Print the data that follows exactly, leaving nothing out.

━━ SUPPLIED MATERIAL

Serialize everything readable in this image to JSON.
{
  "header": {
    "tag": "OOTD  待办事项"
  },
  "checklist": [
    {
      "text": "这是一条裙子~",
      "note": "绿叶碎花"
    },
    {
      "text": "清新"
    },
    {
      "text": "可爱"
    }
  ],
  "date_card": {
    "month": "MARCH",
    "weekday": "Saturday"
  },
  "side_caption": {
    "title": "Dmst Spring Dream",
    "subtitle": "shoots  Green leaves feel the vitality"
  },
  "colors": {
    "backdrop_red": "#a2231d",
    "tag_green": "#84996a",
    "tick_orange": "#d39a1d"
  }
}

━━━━

### REPLY:
Serialize everything readable in this image to JSON.
{
  "header": {
    "tag": "OOTD  待办事项"
  },
  "checklist": [
    {
      "text": "这是一条裙子~",
      "note": "绿叶碎花"
    },
    {
      "text": "清新"
    },
    {
      "text": "可爱"
    }
  ],
  "date_card": {
    "month": "MARCH",
    "weekday": "Saturday"
  },
  "side_caption": {
    "title": "Dmst Spring Dream",
    "subtitle": "shoots  Green leaves feel the vitality"
  },
  "colors": {
    "backdrop_red": "#a2231d",
    "tag_green": "#84996a",
    "tick_orange": "#d39a1d"
  }
}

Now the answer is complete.